There was certainly an attempt to cover all the areas of the usual forms of discrimination, and Copac should be congratulated for this.
Personal privacy is protected as follows:
Every person has the right to privacy, which includes the right not to have—
(a) their home, premises or property entered without their permission;
(b) their person, home, premises or property searched;
(c) their possessions seized;
(d) the privacy of their communications infringed; or
(e) their health condition disclosed.
Hopefully, this will put to an end some of those nasty police searches that have become common-place. Some political parties have lost property due to illegal police seizures. This will also put an end to unwarranted phone tapings and the hacking of our e-mails by state agents. The freedoms enshrined in this fourth chapter include those of association, assembly, demonstration and petition, expression, media and academic freedom. There is also the right to information held by the government or by any other person, “…in so far as the information is required for the exercise or protection of a right.”
In relation to the freedom of movement and residence, section 4.23 states:
(1) Every Zimbabwean citizen has—
(a) the right to enter Zimbabwe;
(b) immunity from expulsion from Zimbabwe; and,
(c) the right to a passport or other travel document.
This will now make it difficult for the state to refuse some Zimbabweans entry into the country on the basis that they stayed for a long time in a foreign country. It is also good to know that Zimbabweans will have immunity from expulsion from their mother country for any reason whatsoever.
Political rights are provided for as follows: Every citizen of Zimbabwe has the right—
(a) to free, fair and regular elections for any elective public office established in terms of this Constitution or any other law; and
(b) to make political choices freely.
(2) Subject to this Constitution, every citizen of Zimbabwe has the right—
(a) to form, to join and to participate in the activities of a political party or organisation of their choice;
(b) to campaign freely and peacefully for a political party or cause;
(c) to participate in peaceful political activity; and
(d) to participate, individually or collectively, in gatherings or groups or in whatever manner, in peaceful activities to influence, challenge or support the policies of the Government or any political or whatever cause.

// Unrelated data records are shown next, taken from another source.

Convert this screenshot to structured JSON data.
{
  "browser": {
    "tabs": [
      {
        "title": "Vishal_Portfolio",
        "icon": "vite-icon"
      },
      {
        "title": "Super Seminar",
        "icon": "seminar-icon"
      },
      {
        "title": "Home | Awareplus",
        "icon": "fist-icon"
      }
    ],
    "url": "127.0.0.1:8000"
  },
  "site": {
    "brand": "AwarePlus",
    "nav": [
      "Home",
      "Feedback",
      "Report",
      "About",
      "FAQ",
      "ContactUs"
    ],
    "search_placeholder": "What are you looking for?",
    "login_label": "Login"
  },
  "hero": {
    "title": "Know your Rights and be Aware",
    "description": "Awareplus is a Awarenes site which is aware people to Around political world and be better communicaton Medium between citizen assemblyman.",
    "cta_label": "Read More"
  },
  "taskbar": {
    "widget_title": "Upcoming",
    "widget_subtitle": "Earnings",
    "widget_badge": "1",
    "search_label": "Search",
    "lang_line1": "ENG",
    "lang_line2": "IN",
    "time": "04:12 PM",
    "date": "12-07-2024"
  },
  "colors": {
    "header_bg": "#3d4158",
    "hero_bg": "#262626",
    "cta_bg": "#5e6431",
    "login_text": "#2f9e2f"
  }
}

At the end of the day, the Copac document is not at all a bad law. It, in fact, is so good that some elements that work for the only party that is hostile to democracy are now working overtime trying to shoot the draft to pieces. They must not be allowed to succeed.Post published in: News